February 24, 2017

Another Round of Higher Education Retirement Plan Lawsuits on the Horizon

In 2016, there was an influx of lawsuits impacting large higher education institutions, in which eight private universities were sued by their employees seeking class-action status over fiduciary violations of ERISA (Employee Retirement Income Security Act) due to excessive fees and other alleged fiduciary breaches. At that time, some smaller institutions may have assumed that they were safe for the time being – that time would pass before those lawsuits came “downstream” to institutions their size.

There is a new round of lawsuits on the near horizon coming from Houston-based Levin Law Firm, targeting 86 private colleges and universities. You can find Levin’s full notice and the list of institutions here. The firm’s website states, “together with co-counsel, our law firm is investigating dozens of private colleges and universities for alleged violations of federal pension fund law.” The firm is not only investigating these specific institutions but is also fishing for unhappy 403(b) retirement plan participants from these institutions to contact the firm immediately. They anticipate people will step forward to join the suit.

The issues raised by Levin’s firm are similar to those raised originally in 2016. Levin’s website states, “these institutions of higher learning may have packed their retirement plans with high-cost, poorly performing mutual funds when better and less expensive funds were available. They may have charged college and university employees excessive retirement plan management fees. And they may have failed to monitor the plans’ investments and removed those that performed poorly from the plans.”

What does all this mean for your institution? Eric Paley, ERISA expert and partner at Nixon Peabody, LLC, strongly recommends, “irrespective of whether your institution is named below, the response remains the same. Get your ducks in a row, and conduct a fiduciary gap analysis. Clearly this issue is not going away.” By this he means that your institution must figure out, as an ERISA fiduciary, where your practices and procedures are weak (or perhaps where you have no practices and procedures at all) and will leave you vulnerable in the current litigious environment.

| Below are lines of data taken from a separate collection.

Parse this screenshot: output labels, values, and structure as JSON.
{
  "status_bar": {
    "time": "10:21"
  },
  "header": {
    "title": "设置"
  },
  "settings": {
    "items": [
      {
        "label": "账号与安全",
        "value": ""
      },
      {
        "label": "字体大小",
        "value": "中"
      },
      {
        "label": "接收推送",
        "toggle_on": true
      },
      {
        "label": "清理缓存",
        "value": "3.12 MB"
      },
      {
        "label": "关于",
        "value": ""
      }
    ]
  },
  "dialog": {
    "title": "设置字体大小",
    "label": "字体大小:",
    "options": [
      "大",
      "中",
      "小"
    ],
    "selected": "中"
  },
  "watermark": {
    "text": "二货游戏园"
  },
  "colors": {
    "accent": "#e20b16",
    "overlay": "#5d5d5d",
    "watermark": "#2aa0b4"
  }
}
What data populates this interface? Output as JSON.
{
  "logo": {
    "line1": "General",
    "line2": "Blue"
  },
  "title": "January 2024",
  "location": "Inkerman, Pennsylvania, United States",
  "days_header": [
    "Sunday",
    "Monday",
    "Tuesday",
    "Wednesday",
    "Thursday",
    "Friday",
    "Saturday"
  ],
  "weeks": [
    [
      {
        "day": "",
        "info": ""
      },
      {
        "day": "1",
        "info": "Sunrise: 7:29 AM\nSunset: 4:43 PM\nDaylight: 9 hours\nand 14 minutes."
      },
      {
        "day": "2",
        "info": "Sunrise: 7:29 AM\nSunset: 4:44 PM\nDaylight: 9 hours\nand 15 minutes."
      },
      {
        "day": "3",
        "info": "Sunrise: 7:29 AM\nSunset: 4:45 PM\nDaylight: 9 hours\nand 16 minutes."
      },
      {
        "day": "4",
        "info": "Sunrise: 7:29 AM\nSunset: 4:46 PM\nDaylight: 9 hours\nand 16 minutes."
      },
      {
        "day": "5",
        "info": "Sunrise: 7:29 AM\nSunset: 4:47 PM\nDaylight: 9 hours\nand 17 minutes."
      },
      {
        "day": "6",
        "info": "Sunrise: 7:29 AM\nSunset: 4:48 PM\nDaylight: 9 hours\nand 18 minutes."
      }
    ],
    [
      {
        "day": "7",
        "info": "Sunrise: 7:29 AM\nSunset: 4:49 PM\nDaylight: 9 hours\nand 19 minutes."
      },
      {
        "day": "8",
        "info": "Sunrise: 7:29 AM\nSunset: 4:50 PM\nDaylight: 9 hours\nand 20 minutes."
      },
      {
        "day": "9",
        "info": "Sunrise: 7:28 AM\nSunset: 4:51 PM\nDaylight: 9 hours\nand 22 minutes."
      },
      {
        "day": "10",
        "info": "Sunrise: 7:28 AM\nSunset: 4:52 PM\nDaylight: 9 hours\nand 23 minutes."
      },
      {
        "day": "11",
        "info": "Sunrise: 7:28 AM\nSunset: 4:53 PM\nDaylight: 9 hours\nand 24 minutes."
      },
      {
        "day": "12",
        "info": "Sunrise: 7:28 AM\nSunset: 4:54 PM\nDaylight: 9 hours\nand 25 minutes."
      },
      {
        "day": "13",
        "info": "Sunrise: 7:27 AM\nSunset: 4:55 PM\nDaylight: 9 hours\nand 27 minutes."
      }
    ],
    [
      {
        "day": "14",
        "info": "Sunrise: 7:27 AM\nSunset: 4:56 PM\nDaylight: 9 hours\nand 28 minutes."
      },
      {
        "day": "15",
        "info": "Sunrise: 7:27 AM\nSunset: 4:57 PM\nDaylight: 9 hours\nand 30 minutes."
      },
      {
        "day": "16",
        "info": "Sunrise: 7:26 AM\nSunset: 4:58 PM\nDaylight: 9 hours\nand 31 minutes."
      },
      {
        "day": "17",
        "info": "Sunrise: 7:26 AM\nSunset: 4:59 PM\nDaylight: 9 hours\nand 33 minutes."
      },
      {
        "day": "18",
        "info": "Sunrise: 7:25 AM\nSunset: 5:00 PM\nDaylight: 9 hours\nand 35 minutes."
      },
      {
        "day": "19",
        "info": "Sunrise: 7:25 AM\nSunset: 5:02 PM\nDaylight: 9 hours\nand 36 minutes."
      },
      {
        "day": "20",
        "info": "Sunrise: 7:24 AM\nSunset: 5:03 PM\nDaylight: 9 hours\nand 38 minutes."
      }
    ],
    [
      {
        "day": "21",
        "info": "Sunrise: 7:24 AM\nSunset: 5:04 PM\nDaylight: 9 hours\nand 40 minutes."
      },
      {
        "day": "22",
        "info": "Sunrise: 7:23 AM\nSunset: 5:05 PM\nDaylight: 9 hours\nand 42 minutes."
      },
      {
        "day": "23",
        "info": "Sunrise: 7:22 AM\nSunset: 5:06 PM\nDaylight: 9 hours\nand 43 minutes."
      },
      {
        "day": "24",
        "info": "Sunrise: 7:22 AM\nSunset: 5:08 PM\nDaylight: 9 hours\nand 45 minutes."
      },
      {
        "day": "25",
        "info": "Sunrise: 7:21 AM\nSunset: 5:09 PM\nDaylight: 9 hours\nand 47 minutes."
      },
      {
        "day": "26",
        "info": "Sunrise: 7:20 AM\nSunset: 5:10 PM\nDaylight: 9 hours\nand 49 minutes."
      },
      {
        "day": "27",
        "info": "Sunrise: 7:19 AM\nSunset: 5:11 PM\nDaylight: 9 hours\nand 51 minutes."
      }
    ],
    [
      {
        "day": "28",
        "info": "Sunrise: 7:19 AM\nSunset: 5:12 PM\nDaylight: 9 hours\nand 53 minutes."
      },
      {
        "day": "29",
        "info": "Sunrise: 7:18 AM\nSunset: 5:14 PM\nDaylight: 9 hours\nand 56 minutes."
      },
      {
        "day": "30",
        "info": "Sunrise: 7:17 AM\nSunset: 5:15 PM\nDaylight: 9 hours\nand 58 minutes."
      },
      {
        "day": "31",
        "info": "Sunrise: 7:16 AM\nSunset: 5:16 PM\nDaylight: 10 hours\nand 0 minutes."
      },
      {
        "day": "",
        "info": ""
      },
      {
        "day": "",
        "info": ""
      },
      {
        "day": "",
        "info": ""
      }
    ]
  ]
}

Please contact us with any questions you might have, or to request a fiduciary policy and procedure check-up. We’re here to help!